Having (now) read the book, I decided to abandon that series of articles. The bottom line is that the code Bruce has presented in his book is pretty close to what I would have written (although probably not as close as the Vector code <g>) and the narrative covers most if not all of what I would have discussed. So rather than tempt fate, I refer you to that book and move on to other matters.
Now, why would you want to buy a copy of Bruce's book, given that it is on MSDN? Well, apart from the fact that I like a physical book better because I can read it anywhere, it turns out there is a real gem hidden in the book that you simply MUST have. Bruce has created a type library that defines all of the important functions, constants and types exposed by the Win32 API.
If you have worked with ActiveX (née OLE) at all, you will undoubtedly be aware that a type library is a way for an interface to be defined, so that development tools (for example) can determine the properties and methods exposed by a component. When you add an object to the Project references list, you are actually telling VB to read the information stored in the type library so that you can use those objects in your code (and more particularly to early bind to them).

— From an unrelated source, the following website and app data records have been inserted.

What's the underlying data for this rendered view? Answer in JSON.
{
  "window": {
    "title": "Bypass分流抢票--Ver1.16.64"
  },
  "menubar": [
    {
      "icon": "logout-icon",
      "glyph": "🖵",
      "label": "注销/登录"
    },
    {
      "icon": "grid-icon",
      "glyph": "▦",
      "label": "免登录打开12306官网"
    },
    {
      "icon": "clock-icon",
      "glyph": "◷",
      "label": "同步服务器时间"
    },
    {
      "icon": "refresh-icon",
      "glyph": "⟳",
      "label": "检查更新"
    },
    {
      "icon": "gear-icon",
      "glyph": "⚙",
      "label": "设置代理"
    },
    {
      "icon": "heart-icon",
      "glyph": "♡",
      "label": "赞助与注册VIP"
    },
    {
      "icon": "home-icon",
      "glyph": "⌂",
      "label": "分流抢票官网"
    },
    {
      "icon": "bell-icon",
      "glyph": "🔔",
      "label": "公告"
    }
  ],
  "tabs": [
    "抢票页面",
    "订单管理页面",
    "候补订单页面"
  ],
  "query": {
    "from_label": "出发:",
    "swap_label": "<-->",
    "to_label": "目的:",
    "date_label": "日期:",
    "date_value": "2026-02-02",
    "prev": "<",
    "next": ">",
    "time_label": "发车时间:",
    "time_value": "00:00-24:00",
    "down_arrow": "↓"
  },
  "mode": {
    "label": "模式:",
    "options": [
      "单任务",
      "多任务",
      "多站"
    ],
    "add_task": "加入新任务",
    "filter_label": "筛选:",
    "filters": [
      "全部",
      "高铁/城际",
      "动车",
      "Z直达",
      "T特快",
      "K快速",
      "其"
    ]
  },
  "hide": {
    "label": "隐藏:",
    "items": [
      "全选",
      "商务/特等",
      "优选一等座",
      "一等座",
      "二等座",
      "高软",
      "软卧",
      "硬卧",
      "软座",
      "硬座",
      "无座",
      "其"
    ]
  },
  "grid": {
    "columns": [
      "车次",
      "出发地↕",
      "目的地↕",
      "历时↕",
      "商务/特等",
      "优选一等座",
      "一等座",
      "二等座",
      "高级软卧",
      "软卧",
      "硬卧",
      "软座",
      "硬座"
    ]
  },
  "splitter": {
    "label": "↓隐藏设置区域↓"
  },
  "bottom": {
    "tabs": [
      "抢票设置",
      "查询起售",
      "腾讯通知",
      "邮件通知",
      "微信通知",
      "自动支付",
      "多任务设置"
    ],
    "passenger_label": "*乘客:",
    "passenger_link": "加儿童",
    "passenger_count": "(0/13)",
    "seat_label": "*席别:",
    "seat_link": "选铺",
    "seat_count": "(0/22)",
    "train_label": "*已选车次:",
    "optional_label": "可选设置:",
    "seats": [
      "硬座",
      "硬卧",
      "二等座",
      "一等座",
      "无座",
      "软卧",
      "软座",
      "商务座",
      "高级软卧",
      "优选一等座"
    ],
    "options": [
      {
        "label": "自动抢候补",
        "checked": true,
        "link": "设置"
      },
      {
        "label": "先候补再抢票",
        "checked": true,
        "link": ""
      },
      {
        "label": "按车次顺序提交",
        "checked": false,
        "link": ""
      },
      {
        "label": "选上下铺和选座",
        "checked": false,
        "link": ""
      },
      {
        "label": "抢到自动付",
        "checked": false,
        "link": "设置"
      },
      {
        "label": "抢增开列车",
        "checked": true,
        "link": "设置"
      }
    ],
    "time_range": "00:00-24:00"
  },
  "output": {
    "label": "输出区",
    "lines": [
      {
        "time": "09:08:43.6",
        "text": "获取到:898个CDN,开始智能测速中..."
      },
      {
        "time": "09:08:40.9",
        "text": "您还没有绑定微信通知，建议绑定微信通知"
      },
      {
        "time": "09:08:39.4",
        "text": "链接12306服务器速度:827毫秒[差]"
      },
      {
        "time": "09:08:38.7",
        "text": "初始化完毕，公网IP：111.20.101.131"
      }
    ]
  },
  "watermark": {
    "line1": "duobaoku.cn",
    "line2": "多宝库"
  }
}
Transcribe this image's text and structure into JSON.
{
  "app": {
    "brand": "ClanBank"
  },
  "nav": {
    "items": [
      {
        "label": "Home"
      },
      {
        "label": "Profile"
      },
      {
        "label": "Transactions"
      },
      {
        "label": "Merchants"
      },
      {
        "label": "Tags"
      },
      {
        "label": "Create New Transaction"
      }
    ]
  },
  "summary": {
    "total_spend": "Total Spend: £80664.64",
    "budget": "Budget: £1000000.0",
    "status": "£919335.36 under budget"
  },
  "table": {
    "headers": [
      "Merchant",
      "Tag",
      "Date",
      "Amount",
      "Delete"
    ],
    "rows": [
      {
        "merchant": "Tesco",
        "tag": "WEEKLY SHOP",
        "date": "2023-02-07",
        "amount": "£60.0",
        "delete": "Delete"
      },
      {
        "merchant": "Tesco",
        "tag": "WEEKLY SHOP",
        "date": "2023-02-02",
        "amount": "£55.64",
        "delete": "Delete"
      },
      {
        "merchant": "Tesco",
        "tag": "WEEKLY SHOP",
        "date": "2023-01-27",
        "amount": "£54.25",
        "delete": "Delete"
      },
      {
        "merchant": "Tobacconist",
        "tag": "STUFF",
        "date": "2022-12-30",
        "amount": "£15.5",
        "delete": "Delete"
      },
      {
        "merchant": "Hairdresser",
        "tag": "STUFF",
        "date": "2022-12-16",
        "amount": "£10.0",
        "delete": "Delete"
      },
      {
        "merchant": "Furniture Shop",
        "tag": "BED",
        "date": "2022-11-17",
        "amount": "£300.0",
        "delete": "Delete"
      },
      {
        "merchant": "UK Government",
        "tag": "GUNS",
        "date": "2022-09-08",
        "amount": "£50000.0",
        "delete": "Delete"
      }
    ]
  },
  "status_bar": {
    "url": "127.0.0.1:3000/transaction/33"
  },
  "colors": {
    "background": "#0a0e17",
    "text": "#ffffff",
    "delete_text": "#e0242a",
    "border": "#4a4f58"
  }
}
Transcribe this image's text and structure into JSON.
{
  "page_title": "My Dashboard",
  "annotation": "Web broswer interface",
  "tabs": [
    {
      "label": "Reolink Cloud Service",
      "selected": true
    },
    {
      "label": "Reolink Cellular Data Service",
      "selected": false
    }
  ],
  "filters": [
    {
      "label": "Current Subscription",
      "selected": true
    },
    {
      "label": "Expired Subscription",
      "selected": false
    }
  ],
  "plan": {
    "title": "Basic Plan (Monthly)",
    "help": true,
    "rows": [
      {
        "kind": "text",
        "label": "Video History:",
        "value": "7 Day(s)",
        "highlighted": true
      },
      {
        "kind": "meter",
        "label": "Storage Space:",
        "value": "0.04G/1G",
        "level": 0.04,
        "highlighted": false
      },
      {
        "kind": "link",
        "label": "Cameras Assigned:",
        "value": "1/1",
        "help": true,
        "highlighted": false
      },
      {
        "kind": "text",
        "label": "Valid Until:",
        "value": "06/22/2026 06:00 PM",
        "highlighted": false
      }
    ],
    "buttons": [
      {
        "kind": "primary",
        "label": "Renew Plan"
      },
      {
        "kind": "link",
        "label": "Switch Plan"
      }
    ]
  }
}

A type library can be included inside a DLL or EXE file or it can be stored in a stand-alone file, in which case it generally has an extension of TLB (or more rarely OLB).
What most people do not realise about type libraries is that they can be used to describe the functions in ordinary (ie non-ActiveX) DLLs too. In both VB4 and VB5, a document was quietly shipped on the CD-Rom describing how you could use a type library to do this, but most developers never even saw it. Even those who did mainly saw the information on parameter-passing necessary for interfacing between VB and regular DLLs. It was from this document that I first figured out how to return a string return value from a DLL function, for example, and I don't want to even guess at how many times I've been asked that question.
On several occasions, I had considered what would be involved in writing a program to parse the various windows header files used in C development and create a type library for the Windows API (really, I had, Bruce <g>) but I never had the time to do this. Such a translation would have been better than nothing but there are many places where the type library would need to be tweaked to make it more useable from VB.
Well, it turns out Bruce has gone one better. He has created such a type library and spent a LOT of time hand tuning it for VB. All (or at least most) of the important API functions, structures and constants are defined and this is done in such a way that they are useable from VB.
All you need to do it reference the type library in your project and then you can freely use these API elements in your code. There is no need for all those Declare and Const statements and more importantly for figuring out which ones you have used and where. With this approach, the entire API is immediately available and you pay no penalty for defining functions, types or constants that you don't actually use.
Bruce has two versions of the type library, one for the Ansi functions and one for the Widechar (Unicode) functions. You would generally use the Ansi version so that your program would run under both Win95 and NT. If you know that your program only ever needs to run under NT, then using the Widechar version would be more efficient as this would avoid the constant conversion between Ansi and Unicode..
Folks, you NEED this tool, and it comes free with Bruce's book. If I were Bruce, I'd sell the type library as a development tool and just call the book the manual. Check it out. ISBN 1-57231-422-2 on Microsoft Press. Available from GUI for $A99.95.